Your objective:
Every line of the listing that contains the word "been" is to be copied out.
::::
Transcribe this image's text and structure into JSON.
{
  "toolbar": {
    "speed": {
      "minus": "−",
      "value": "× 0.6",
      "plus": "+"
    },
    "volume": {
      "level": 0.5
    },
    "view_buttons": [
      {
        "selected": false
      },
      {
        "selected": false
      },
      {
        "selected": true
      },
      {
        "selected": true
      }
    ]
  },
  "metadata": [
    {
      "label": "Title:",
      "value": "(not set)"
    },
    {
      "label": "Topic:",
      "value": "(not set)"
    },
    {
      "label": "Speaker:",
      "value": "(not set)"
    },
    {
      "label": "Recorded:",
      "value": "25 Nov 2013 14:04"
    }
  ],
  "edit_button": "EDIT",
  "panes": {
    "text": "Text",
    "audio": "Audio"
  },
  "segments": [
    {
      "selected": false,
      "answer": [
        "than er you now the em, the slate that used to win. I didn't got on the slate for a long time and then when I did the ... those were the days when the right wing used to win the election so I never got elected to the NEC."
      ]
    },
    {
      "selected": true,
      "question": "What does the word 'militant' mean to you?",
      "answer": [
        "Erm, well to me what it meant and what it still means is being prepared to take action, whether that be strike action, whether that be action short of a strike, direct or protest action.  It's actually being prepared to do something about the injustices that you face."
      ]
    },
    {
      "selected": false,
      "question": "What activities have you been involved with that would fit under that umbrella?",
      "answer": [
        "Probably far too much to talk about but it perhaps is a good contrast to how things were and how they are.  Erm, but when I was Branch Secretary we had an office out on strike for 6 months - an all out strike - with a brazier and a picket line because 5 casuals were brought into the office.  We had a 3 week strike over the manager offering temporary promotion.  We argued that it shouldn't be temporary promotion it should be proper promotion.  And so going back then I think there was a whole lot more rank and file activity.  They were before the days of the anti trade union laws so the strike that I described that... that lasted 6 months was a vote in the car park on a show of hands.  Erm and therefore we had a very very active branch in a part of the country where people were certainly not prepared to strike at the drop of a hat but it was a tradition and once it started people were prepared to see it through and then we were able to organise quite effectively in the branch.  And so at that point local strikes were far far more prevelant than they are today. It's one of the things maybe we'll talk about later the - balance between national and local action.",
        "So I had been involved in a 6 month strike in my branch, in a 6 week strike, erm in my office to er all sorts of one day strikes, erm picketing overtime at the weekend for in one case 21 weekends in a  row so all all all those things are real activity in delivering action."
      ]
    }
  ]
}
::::
Answer below:
      "question": "What activities have you been involved with that would fit under that umbrella?",
        "So I had been involved in a 6 month strike in my branch, in a 6 week strike, erm in my office to er all sorts of one day strikes, erm picketing overtime at the weekend for in one case 21 weekends in a  row so all all all those things are real activity in delivering action."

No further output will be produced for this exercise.